Given records Block Start

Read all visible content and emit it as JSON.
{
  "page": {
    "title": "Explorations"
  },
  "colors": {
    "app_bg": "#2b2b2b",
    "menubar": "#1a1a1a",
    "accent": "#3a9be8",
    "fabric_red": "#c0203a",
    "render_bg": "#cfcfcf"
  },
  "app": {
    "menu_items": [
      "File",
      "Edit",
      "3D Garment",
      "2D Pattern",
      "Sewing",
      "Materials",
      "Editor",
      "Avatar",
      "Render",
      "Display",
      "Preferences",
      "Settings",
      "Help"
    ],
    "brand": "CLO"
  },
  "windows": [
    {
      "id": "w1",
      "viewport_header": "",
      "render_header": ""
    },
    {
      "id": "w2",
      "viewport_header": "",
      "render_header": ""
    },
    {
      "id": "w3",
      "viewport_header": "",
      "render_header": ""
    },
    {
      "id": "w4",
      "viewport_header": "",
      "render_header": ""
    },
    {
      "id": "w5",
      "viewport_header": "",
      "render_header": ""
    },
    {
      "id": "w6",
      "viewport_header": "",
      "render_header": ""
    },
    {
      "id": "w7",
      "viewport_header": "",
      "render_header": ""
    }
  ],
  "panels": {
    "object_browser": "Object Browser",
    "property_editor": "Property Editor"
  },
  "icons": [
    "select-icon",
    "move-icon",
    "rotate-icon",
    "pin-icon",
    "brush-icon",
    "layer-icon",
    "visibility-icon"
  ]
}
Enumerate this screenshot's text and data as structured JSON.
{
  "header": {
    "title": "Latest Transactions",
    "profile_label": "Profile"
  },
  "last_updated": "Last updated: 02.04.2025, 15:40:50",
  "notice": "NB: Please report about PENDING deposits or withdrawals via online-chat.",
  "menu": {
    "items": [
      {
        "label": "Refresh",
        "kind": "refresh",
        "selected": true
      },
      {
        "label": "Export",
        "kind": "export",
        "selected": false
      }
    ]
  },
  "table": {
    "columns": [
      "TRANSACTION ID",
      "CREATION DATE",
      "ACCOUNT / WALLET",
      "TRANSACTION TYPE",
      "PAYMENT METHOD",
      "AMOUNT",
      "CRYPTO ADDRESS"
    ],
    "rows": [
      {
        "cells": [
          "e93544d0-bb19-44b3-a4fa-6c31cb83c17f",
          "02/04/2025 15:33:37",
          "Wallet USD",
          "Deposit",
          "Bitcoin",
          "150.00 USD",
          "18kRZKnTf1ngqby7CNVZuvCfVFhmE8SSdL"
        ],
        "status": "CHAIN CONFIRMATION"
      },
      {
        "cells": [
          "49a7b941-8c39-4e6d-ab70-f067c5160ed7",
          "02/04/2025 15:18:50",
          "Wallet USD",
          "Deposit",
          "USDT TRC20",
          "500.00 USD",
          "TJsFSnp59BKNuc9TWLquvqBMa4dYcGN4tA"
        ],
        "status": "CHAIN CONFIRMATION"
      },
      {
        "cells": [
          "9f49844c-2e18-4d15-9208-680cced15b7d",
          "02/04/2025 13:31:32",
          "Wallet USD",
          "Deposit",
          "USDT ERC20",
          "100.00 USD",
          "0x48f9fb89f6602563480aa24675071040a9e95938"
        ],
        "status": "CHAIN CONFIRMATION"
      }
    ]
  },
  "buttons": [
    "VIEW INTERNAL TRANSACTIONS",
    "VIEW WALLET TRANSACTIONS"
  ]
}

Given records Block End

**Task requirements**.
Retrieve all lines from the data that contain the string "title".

**Exercise result**.
    "title": "Explorations"
    "title": "Latest Transactions",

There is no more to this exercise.